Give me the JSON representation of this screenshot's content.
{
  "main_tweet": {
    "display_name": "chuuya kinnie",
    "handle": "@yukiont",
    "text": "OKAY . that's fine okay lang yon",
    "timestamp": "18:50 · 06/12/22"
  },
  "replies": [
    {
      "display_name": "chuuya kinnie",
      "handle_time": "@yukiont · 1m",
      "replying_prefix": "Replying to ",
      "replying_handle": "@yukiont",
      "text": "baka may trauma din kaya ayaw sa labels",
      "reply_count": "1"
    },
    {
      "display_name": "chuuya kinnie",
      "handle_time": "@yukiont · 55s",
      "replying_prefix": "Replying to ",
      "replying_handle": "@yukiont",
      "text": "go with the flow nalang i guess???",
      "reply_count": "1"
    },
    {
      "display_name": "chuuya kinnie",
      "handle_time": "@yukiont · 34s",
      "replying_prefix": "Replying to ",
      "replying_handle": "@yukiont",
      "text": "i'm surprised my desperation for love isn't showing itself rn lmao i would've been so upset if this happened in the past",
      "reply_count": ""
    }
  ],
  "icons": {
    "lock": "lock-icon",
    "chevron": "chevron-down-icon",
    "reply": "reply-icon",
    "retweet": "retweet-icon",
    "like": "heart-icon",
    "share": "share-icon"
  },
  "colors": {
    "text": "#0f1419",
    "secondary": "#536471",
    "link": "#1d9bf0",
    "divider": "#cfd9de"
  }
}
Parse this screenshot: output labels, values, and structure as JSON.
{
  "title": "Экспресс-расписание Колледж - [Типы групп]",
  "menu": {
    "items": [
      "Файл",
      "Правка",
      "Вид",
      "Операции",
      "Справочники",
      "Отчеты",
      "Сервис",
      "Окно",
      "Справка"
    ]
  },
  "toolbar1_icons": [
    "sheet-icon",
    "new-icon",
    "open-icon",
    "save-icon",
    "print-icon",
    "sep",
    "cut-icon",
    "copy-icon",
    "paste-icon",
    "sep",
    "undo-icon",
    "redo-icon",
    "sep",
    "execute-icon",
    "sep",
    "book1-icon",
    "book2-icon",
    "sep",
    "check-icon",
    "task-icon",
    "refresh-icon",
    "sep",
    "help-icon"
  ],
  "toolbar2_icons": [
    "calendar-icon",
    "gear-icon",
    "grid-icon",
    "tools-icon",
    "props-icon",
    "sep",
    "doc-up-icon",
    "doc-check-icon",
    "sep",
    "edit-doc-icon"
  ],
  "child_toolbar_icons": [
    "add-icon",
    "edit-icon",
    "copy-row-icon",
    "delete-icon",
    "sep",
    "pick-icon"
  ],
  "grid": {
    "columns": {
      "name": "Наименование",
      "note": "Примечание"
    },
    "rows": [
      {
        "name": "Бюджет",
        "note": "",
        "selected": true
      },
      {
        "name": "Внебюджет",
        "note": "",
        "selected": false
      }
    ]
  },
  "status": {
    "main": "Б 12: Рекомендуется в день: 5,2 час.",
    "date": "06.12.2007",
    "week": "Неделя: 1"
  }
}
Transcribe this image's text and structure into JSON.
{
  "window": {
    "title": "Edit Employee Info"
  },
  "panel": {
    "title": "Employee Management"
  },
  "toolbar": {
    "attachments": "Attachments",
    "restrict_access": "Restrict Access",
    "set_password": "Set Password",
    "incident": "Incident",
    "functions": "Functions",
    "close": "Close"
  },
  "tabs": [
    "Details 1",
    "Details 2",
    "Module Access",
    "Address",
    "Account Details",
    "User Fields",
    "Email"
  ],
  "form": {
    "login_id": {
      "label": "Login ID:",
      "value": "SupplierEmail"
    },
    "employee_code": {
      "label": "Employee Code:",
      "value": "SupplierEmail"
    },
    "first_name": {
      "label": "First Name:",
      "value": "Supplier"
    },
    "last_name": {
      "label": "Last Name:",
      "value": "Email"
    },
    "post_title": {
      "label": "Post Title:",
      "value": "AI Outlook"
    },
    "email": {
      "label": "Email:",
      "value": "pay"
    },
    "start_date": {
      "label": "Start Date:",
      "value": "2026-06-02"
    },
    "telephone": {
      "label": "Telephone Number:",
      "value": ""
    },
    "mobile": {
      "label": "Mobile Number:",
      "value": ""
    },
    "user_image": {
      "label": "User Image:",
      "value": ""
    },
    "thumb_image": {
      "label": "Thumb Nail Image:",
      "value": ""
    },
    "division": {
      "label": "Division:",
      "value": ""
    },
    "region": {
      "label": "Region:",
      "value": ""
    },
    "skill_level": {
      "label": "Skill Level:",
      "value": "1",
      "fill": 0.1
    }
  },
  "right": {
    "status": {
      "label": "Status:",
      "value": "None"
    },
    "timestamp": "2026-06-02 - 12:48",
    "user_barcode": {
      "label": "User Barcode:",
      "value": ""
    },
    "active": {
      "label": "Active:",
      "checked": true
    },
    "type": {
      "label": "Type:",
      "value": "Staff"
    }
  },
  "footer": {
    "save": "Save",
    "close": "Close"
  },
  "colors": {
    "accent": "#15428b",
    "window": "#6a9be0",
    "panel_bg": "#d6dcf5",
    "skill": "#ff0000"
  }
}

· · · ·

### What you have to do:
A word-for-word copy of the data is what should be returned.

### Task answer:
Give me the JSON representation of this screenshot's content.
{
  "main_tweet": {
    "display_name": "chuuya kinnie",
    "handle": "@yukiont",
    "text": "OKAY . that's fine okay lang yon",
    "timestamp": "18:50 · 06/12/22"
  },
  "replies": [
    {
      "display_name": "chuuya kinnie",
      "handle_time": "@yukiont · 1m",
      "replying_prefix": "Replying to ",
      "replying_handle": "@yukiont",
      "text": "baka may trauma din kaya ayaw sa labels",
      "reply_count": "1"
    },
    {
      "display_name": "chuuya kinnie",
      "handle_time": "@yukiont · 55s",
      "replying_prefix": "Replying to ",
      "replying_handle": "@yukiont",
      "text": "go with the flow nalang i guess???",
      "reply_count": "1"
    },
    {
      "display_name": "chuuya kinnie",
      "handle_time": "@yukiont · 34s",
      "replying_prefix": "Replying to ",
      "replying_handle": "@yukiont",
      "text": "i'm surprised my desperation for love isn't showing itself rn lmao i would've been so upset if this happened in the past",
      "reply_count": ""
    }
  ],
  "icons": {
    "lock": "lock-icon",
    "chevron": "chevron-down-icon",
    "reply": "reply-icon",
    "retweet": "retweet-icon",
    "like": "heart-icon",
    "share": "share-icon"
  },
  "colors": {
    "text": "#0f1419",
    "secondary": "#536471",
    "link": "#1d9bf0",
    "divider": "#cfd9de"
  }
}
Parse this screenshot: output labels, values, and structure as JSON.
{
  "title": "Экспресс-расписание Колледж - [Типы групп]",
  "menu": {
    "items": [
      "Файл",
      "Правка",
      "Вид",
      "Операции",
      "Справочники",
      "Отчеты",
      "Сервис",
      "Окно",
      "Справка"
    ]
  },
  "toolbar1_icons": [
    "sheet-icon",
    "new-icon",
    "open-icon",
    "save-icon",
    "print-icon",
    "sep",
    "cut-icon",
    "copy-icon",
    "paste-icon",
    "sep",
    "undo-icon",
    "redo-icon",
    "sep",
    "execute-icon",
    "sep",
    "book1-icon",
    "book2-icon",
    "sep",
    "check-icon",
    "task-icon",
    "refresh-icon",
    "sep",
    "help-icon"
  ],
  "toolbar2_icons": [
    "calendar-icon",
    "gear-icon",
    "grid-icon",
    "tools-icon",
    "props-icon",
    "sep",
    "doc-up-icon",
    "doc-check-icon",
    "sep",
    "edit-doc-icon"
  ],
  "child_toolbar_icons": [
    "add-icon",
    "edit-icon",
    "copy-row-icon",
    "delete-icon",
    "sep",
    "pick-icon"
  ],
  "grid": {
    "columns": {
      "name": "Наименование",
      "note": "Примечание"
    },
    "rows": [
      {
        "name": "Бюджет",
        "note": "",
        "selected": true
      },
      {
        "name": "Внебюджет",
        "note": "",
        "selected": false
      }
    ]
  },
  "status": {
    "main": "Б 12: Рекомендуется в день: 5,2 час.",
    "date": "06.12.2007",
    "week": "Неделя: 1"
  }
}
Transcribe this image's text and structure into JSON.
{
  "window": {
    "title": "Edit Employee Info"
  },
  "panel": {
    "title": "Employee Management"
  },
  "toolbar": {
    "attachments": "Attachments",
    "restrict_access": "Restrict Access",
    "set_password": "Set Password",
    "incident": "Incident",
    "functions": "Functions",
    "close": "Close"
  },
  "tabs": [
    "Details 1",
    "Details 2",
    "Module Access",
    "Address",
    "Account Details",
    "User Fields",
    "Email"
  ],
  "form": {
    "login_id": {
      "label": "Login ID:",
      "value": "SupplierEmail"
    },
    "employee_code": {
      "label": "Employee Code:",
      "value": "SupplierEmail"
    },
    "first_name": {
      "label": "First Name:",
      "value": "Supplier"
    },
    "last_name": {
      "label": "Last Name:",
      "value": "Email"
    },
    "post_title": {
      "label": "Post Title:",
      "value": "AI Outlook"
    },
    "email": {
      "label": "Email:",
      "value": "pay"
    },
    "start_date": {
      "label": "Start Date:",
      "value": "2026-06-02"
    },
    "telephone": {
      "label": "Telephone Number:",
      "value": ""
    },
    "mobile": {
      "label": "Mobile Number:",
      "value": ""
    },
    "user_image": {
      "label": "User Image:",
      "value": ""
    },
    "thumb_image": {
      "label": "Thumb Nail Image:",
      "value": ""
    },
    "division": {
      "label": "Division:",
      "value": ""
    },
    "region": {
      "label": "Region:",
      "value": ""
    },
    "skill_level": {
      "label": "Skill Level:",
      "value": "1",
      "fill": 0.1
    }
  },
  "right": {
    "status": {
      "label": "Status:",
      "value": "None"
    },
    "timestamp": "2026-06-02 - 12:48",
    "user_barcode": {
      "label": "User Barcode:",
      "value": ""
    },
    "active": {
      "label": "Active:",
      "checked": true
    },
    "type": {
      "label": "Type:",
      "value": "Staff"
    }
  },
  "footer": {
    "save": "Save",
    "close": "Close"
  },
  "colors": {
    "accent": "#15428b",
    "window": "#6a9be0",
    "panel_bg": "#d6dcf5",
    "skill": "#ff0000"
  }
}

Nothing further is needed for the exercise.